Karl A. Gschneidner, Jr. (B.S. 1952, Ph.D 1957) Elected Fellow of the National Academy of Engineering in 2007, Gschneidner is acknowledged as one of the world’s foremost authorities in the physical metallurgy and thermal and electrical behaviors of rare earth materials. Additionally Gschneidner is a Fellow of the Minerals, Metals, and Materials Society, Fellow of the American Society for Materials International, and Fellow of the American Physical Society.
James Renier (Ph.D. 1955), chairman and chief executive officer of Honeywell Inc. (1988–93).
Darleane C. Hoffman (Ph.D. 1951), a 1997 recipient of the National Medal of Science, is one of the researchers who confirmed the existence of element 106, seaborgium.
John Weaver (Ph.D. 1973), named Scientist of the Year for 1997 by R&D Magazine.
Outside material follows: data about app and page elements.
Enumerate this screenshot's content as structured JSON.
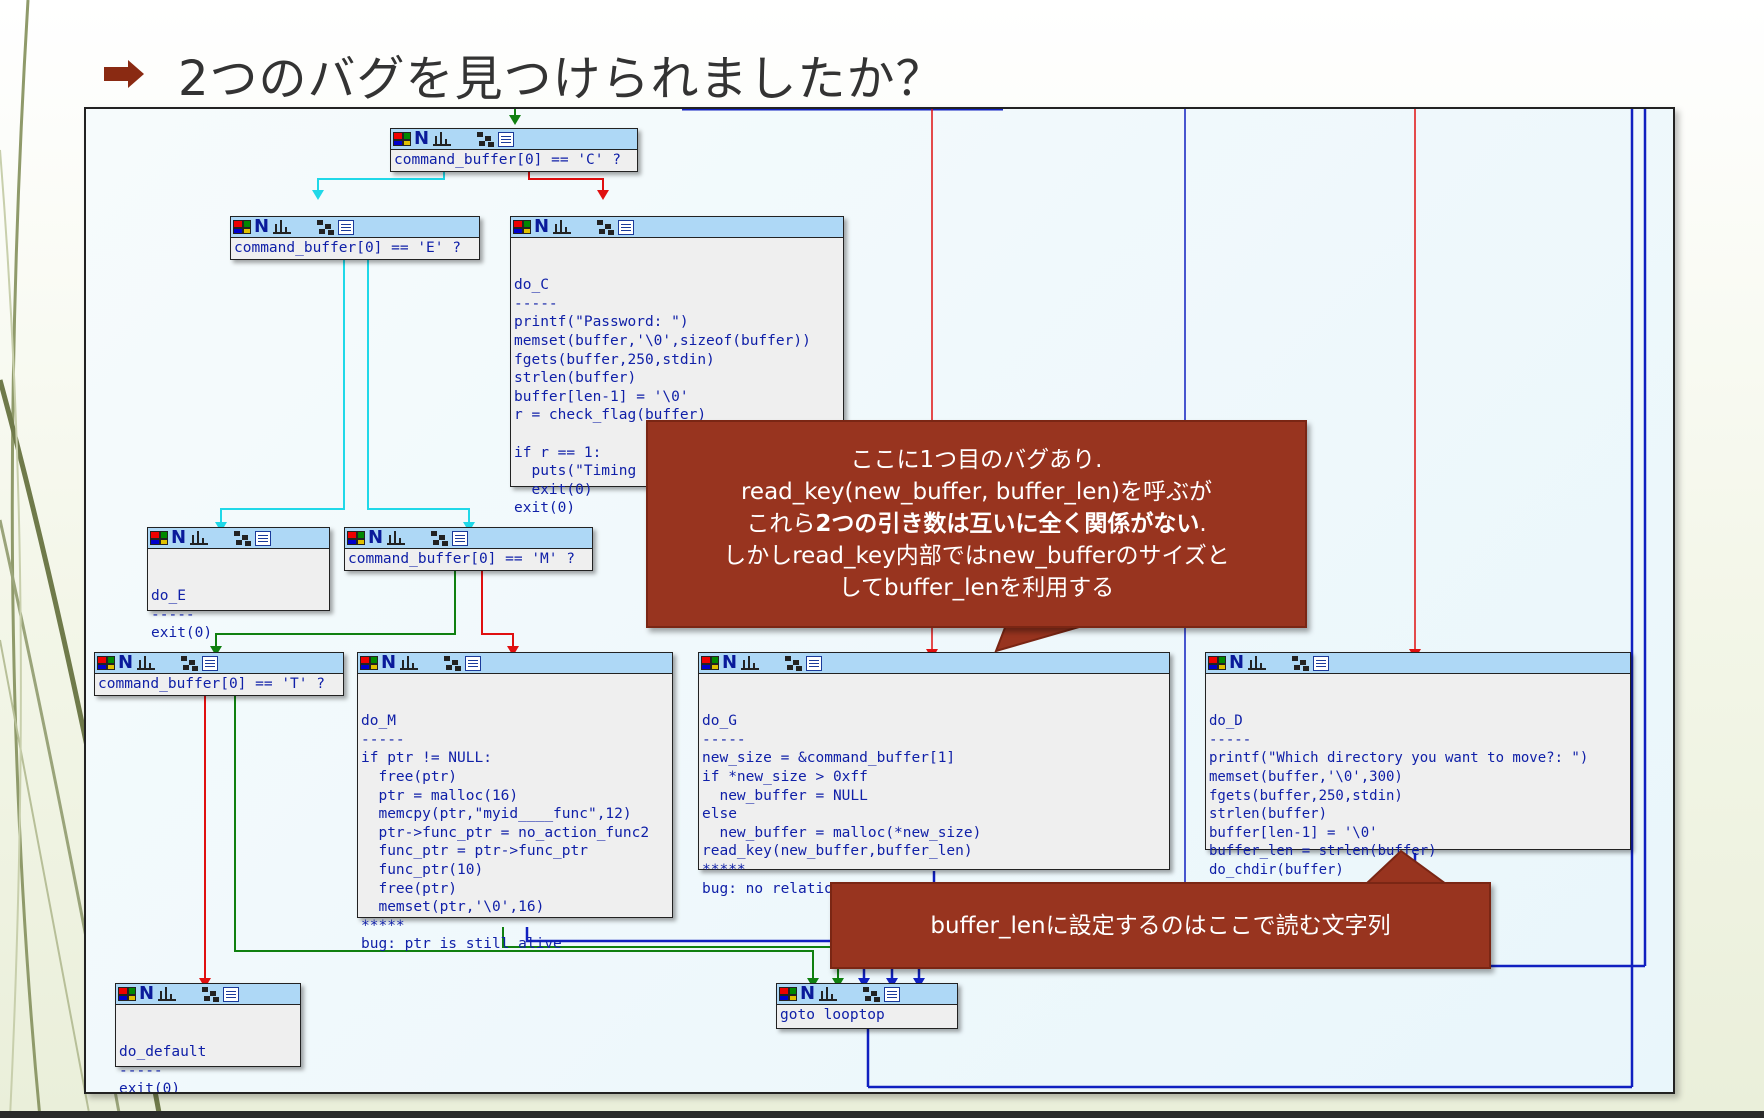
{
  "slide": {
    "title": "2つのバグを見つけられましたか？"
  },
  "nodes": {
    "n_c": {
      "lines": [
        "command_buffer[0] == 'C' ?"
      ]
    },
    "n_e": {
      "lines": [
        "command_buffer[0] == 'E' ?"
      ]
    },
    "do_c": {
      "lines": [
        "do_C",
        "-----",
        "printf(\"Password: \")",
        "memset(buffer,'\\0',sizeof(buffer))",
        "fgets(buffer,250,stdin)",
        "strlen(buffer)",
        "buffer[len-1] = '\\0'",
        "r = check_flag(buffer)",
        "",
        "if r == 1:",
        "  puts(\"Timing",
        "  exit(0)",
        "exit(0)"
      ]
    },
    "do_e": {
      "lines": [
        "do_E",
        "-----",
        "exit(0)"
      ]
    },
    "n_m": {
      "lines": [
        "command_buffer[0] == 'M' ?"
      ]
    },
    "n_t": {
      "lines": [
        "command_buffer[0] == 'T' ?"
      ]
    },
    "do_m": {
      "lines": [
        "do_M",
        "-----",
        "if ptr != NULL:",
        "  free(ptr)",
        "  ptr = malloc(16)",
        "  memcpy(ptr,\"myid____func\",12)",
        "  ptr->func_ptr = no_action_func2",
        "  func_ptr = ptr->func_ptr",
        "  func_ptr(10)",
        "  free(ptr)",
        "  memset(ptr,'\\0',16)",
        "*****",
        "bug: ptr is still alive"
      ]
    },
    "do_g": {
      "lines": [
        "do_G",
        "-----",
        "new_size = &command_buffer[1]",
        "if *new_size > 0xff",
        "  new_buffer = NULL",
        "else",
        "  new_buffer = malloc(*new_size)",
        "read_key(new_buffer,buffer_len)",
        "*****",
        "bug: no relation between new_buffer and buffer_len"
      ]
    },
    "do_d": {
      "lines": [
        "do_D",
        "-----",
        "printf(\"Which directory you want to move?: \")",
        "memset(buffer,'\\0',300)",
        "fgets(buffer,250,stdin)",
        "strlen(buffer)",
        "buffer[len-1] = '\\0'",
        "buffer_len = strlen(buffer)",
        "do_chdir(buffer)"
      ]
    },
    "do_default": {
      "lines": [
        "do_default",
        "-----",
        "exit(0)"
      ]
    },
    "goto": {
      "lines": [
        "goto looptop"
      ]
    }
  },
  "callouts": {
    "bug1": {
      "line1": "ここに1つ目のバグあり.",
      "line2": "read_key(new_buffer, buffer_len)を呼ぶが",
      "line3_a": "これら",
      "line3_b": "2つの引き数は互いに全く関係がない",
      "line3_c": ".",
      "line4": "しかしread_key内部ではnew_bufferのサイズと",
      "line5": "してbuffer_lenを利用する"
    },
    "bug2": {
      "text": "buffer_lenに設定するのはここで読む文字列"
    }
  },
  "colors": {
    "edge_true": "#108010",
    "edge_false": "#e01010",
    "edge_cyan": "#20d8e8",
    "edge_blue": "#1020c0",
    "callout_bg": "#98341f",
    "node_header": "#aed8f6",
    "code_text": "#1020a8"
  }
}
Weaver is currently head of the Department of Materials Science and Engineering at the University of Illinois, Urbana-Champaign.
James Halligan (B.S. 1962, M.S. 1965, Ph.D. 1967), president of Oklahoma State University (1994–present).
James W. Mitchell (Ph.D. 1970), named Iowa State University's first George Washington Carver Professor in 1994. He is also the winner of two R&D 100 Awards and the prestigious Percy L. Julian Research Award given by the National Organization for the Professional Advancement of Black Chemists and Chemical Engineers for innovative industrial research. Mitchell is vice president of the Materials Research Laboratory at Bell Laboratories, Lucent Technologies.
Kai-Ming Ho, Che-Ting Chan, and Costas Soukoulis, physics and Ames Laboratory, were the first to design and demonstrate the existence of photonic band gap crystals, a discovery that led to the development of the rapidly expanding field of photonic crystals. Photonic crystals are expected to have revolutionary applications in optical communication and other areas of light technology. Costas Soukoulis is a recipient of the Descartes Prize for Excellence in Scientific Collaborative Research, the European Union’s highest honor in the field of science.
Dan Shechtman, winner of the 2011 Nobel Prize in Chemistry.
Pat Thiel, chemistry and Ames Laboratory, received one of the first 100 National Science Foundation Women in Science and Engineering Awards (presented in 1991).
Edward Yeung, chemistry and Ames Lab, first person to quantitatively analyze the chemical contents of a single human red blood cell, using a device that he designed and built; the development could lead to improved detection of AIDS, cancer and genetic diseases such as Alzheimer's, muscular dystrophy and Down's syndrome. Yeung has won four R&D 100 Awards and an Editor's Choice award from R&D Magazine for this pioneering work. He is also the 2002 recipient of the American Chemical Society Award in Chromatography for his research in chemical separations.
- Ames Laboratory
- Materials Preparation Center
- Iowa State University
- Iowa State University's Institute for Physical Research & Technology
- Biographical Memoir of Frank Spedding, by John. D. Corbett